“Motor’s gone,” he says, dropping the hood.  “Oil’s all over the engine.”  He flips open his cell phone and calls my Step Father who has a low boy trailer.  He’s not sure where to come, so Bruce offers to meet him at Free Union and lead him to the Chapel.  There’s a big sign in the parking lot warning owners of equipment and vehicles not to park there or towing will result. 

I prepare for such occurrences.  I have my camera, two books to read and a Little Debbie snack cake.  I offer to sit with the dump truck.  Wandering out to the cemetery, I begin to take some photos.  Bruce calls to me before he gets in the pickup.  “Do you have your cell phone in your pocket?”

“I have it,” I call back.

“If it gets dark, get in the truck,” he says.

“I will,” I assure him.

I wander the cemetery for awhile and find an old white gravestone with a lamb sculpted on top.  It’s the grave of a boy, Charles Edward Morris. He was born May 10, 1950, and died May 14, 1962.  Charles was twelve years old.  The sky behind the marker is little boy blue with puffy white clouds, reminding me of a sheep.  I kneel down and point the camera so that stone, sky and clouds are in my view.

As the sun sets, the horizon turns shades of pink, orange, yellow and gold.  I think this is a beautiful place to be buried, with the mountains in the distance and the sun painting a different picture each night before the moon and stars come out.  I sit quietly and watch as the canvas changes, streaks of color brightening, fusing, spreading out again, fading and finally disappearing to shades of gray as the sun disappears.

I hear the truck in the distance and the men return to load the dump truck onto the trailer.  Bruce and I climb into the pickup for the ride home.  He drives. 

“You know, just beyond where we were tonight, there’s a place called Fox Mountain.  I’ve never been there until today,” he says.  “Before the truck broke down, I thought, I’m going to have to bring Train over here so she can take some pictures.  You’d love it.”

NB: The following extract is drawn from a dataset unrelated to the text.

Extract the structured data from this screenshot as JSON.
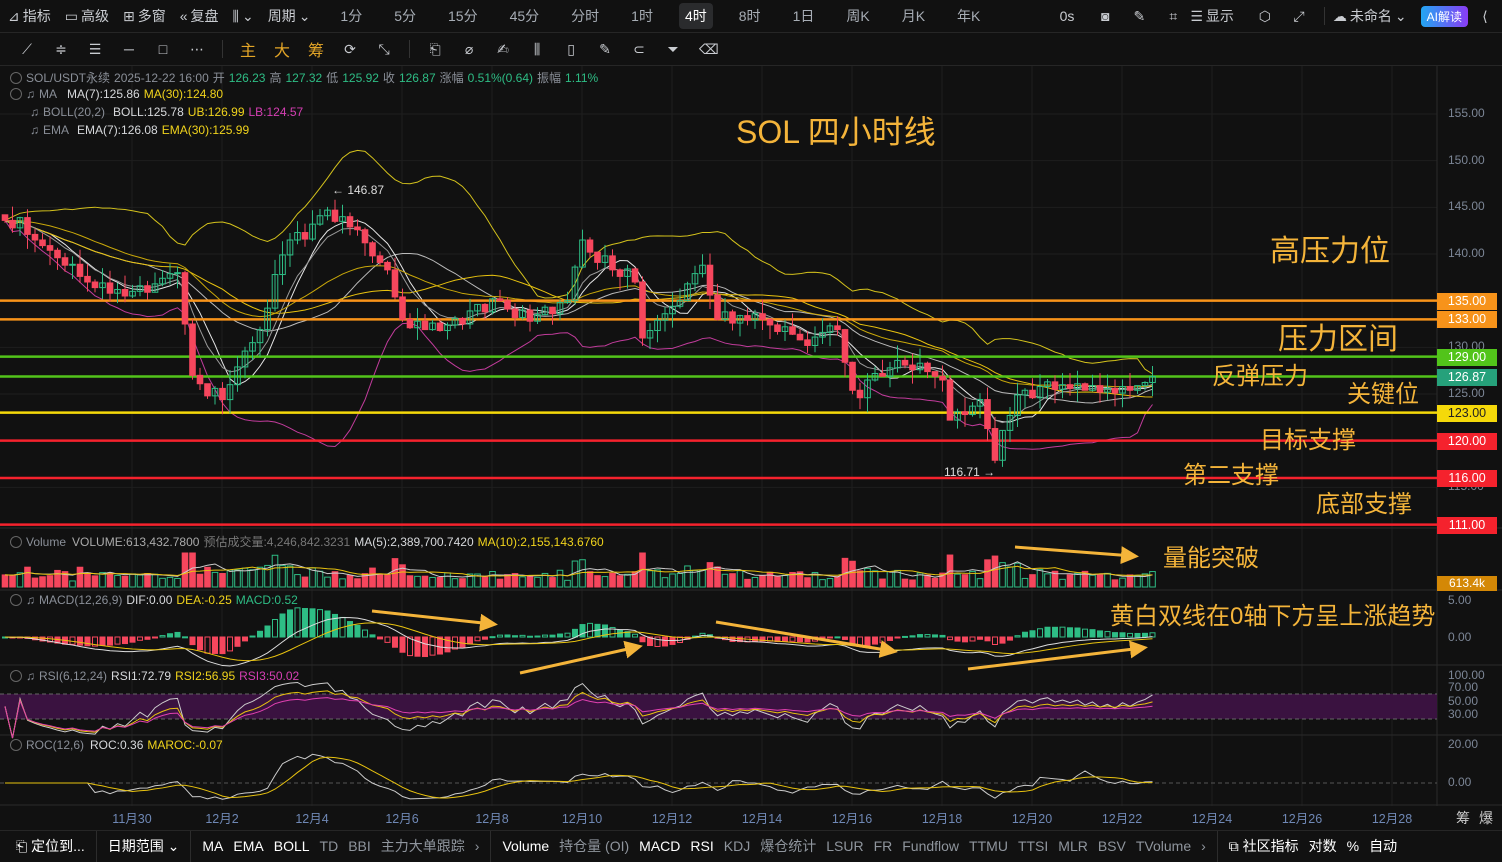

“We’ll have to bring the car over this weekend,” I say.

“No, we’d have to bring the truck.  The road’s too rough.  We’d drag the bottom out of the car.”

I roll my eyes and sigh.  “I hate this truck,” I say.

“Sure served its purpose tonight.”

“I guess,” I say.  “doesn’t make it any more fun to drive.  It just doesn’t like me.”

“Maybe the two of you should spend more time together, get to know each other,” Bruce says.  I can tell he’s smiling, laughing at me.

“I’ll go to Fox Mountain with you in the truck this weekend if you drive,” I say.

Bruce chuckles, pats the seat for me to slide over closer to him, and says, “See, I told you the two of you would  get used to each other.” 

I wonder which one of us he’s talking to.